• [EXERCISE PROMPT]: Your answer must be one number: the count of lines below that include "JSON".

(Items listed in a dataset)
Start of Block
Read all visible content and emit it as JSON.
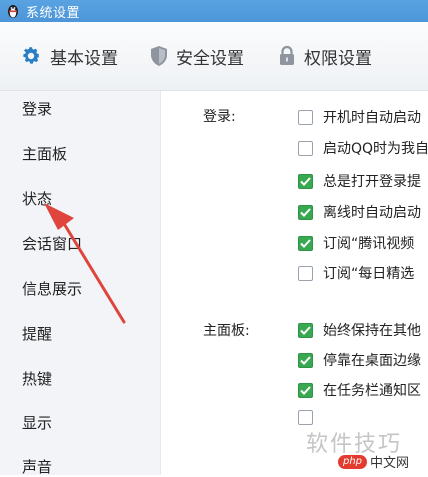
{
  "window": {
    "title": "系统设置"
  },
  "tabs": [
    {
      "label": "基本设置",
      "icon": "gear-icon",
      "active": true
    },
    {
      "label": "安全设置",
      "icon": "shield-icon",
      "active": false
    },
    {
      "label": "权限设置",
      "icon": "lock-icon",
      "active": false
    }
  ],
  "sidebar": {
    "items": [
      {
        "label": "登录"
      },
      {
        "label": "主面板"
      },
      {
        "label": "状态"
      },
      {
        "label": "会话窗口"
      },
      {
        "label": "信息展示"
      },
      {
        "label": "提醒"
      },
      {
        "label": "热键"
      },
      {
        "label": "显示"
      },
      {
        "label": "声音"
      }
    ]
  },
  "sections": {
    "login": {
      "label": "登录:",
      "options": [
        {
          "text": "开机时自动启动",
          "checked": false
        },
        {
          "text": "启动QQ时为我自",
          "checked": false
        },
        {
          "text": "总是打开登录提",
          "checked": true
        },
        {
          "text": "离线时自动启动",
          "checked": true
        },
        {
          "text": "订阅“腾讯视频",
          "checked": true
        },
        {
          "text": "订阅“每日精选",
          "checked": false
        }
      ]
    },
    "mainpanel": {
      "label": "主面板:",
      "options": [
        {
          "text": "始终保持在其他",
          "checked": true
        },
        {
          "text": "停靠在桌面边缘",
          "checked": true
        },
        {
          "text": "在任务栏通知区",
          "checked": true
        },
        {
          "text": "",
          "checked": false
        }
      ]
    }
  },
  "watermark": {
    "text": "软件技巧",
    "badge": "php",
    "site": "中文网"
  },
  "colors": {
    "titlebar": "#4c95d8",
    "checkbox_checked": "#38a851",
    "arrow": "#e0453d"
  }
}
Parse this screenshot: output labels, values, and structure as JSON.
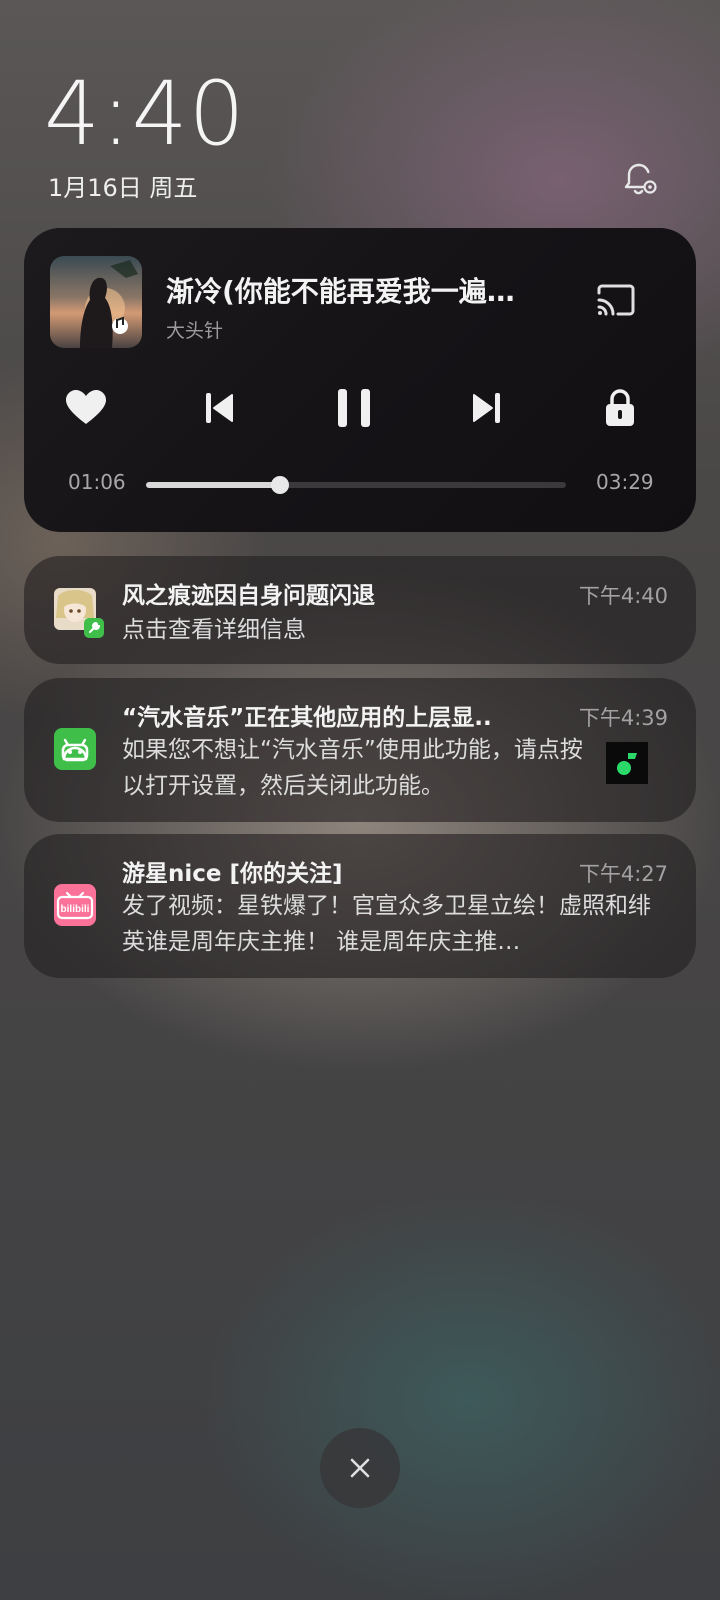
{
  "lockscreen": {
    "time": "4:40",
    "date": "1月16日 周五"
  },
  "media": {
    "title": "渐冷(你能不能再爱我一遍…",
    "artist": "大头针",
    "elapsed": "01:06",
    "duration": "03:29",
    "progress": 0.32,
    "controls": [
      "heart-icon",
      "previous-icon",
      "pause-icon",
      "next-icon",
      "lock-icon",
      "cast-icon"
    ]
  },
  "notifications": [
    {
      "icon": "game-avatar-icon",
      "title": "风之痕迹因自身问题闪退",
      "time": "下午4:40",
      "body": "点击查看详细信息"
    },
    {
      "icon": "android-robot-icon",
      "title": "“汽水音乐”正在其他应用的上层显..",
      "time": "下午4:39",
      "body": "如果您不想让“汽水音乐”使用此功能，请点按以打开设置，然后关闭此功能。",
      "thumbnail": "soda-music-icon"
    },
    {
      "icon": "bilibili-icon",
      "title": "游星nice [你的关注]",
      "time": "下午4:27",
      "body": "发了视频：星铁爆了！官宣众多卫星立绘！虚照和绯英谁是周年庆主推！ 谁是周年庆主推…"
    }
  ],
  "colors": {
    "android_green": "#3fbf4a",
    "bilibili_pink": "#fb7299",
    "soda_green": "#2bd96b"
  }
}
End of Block
• [SOLVED EXERCISE]: 2